Content starts

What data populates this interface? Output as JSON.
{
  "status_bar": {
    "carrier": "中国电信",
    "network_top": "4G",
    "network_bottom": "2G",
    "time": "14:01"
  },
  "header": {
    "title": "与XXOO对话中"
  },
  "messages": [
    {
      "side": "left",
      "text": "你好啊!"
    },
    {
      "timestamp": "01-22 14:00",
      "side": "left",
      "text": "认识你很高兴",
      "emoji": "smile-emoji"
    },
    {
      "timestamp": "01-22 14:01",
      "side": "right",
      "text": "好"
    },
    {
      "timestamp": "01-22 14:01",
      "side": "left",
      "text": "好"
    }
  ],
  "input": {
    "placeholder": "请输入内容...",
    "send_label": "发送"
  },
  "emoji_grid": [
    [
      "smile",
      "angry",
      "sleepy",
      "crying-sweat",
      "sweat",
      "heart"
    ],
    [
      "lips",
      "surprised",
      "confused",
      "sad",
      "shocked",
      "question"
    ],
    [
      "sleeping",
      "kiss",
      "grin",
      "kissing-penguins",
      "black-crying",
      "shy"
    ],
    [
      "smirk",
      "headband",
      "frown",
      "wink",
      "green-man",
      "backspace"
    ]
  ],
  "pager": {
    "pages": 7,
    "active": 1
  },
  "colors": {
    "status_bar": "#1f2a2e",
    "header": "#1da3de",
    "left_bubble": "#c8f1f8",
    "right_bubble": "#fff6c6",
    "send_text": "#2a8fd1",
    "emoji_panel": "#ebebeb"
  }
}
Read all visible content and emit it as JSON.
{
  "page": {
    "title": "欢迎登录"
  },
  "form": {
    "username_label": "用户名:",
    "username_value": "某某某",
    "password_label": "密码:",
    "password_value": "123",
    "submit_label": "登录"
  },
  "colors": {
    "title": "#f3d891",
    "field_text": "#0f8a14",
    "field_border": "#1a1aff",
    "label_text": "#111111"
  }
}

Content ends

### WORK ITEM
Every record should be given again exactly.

### RESPONSE
What data populates this interface? Output as JSON.
{
  "status_bar": {
    "carrier": "中国电信",
    "network_top": "4G",
    "network_bottom": "2G",
    "time": "14:01"
  },
  "header": {
    "title": "与XXOO对话中"
  },
  "messages": [
    {
      "side": "left",
      "text": "你好啊!"
    },
    {
      "timestamp": "01-22 14:00",
      "side": "left",
      "text": "认识你很高兴",
      "emoji": "smile-emoji"
    },
    {
      "timestamp": "01-22 14:01",
      "side": "right",
      "text": "好"
    },
    {
      "timestamp": "01-22 14:01",
      "side": "left",
      "text": "好"
    }
  ],
  "input": {
    "placeholder": "请输入内容...",
    "send_label": "发送"
  },
  "emoji_grid": [
    [
      "smile",
      "angry",
      "sleepy",
      "crying-sweat",
      "sweat",
      "heart"
    ],
    [
      "lips",
      "surprised",
      "confused",
      "sad",
      "shocked",
      "question"
    ],
    [
      "sleeping",
      "kiss",
      "grin",
      "kissing-penguins",
      "black-crying",
      "shy"
    ],
    [
      "smirk",
      "headband",
      "frown",
      "wink",
      "green-man",
      "backspace"
    ]
  ],
  "pager": {
    "pages": 7,
    "active": 1
  },
  "colors": {
    "status_bar": "#1f2a2e",
    "header": "#1da3de",
    "left_bubble": "#c8f1f8",
    "right_bubble": "#fff6c6",
    "send_text": "#2a8fd1",
    "emoji_panel": "#ebebeb"
  }
}
Read all visible content and emit it as JSON.
{
  "page": {
    "title": "欢迎登录"
  },
  "form": {
    "username_label": "用户名:",
    "username_value": "某某某",
    "password_label": "密码:",
    "password_value": "123",
    "submit_label": "登录"
  },
  "colors": {
    "title": "#f3d891",
    "field_text": "#0f8a14",
    "field_border": "#1a1aff",
    "label_text": "#111111"
  }
}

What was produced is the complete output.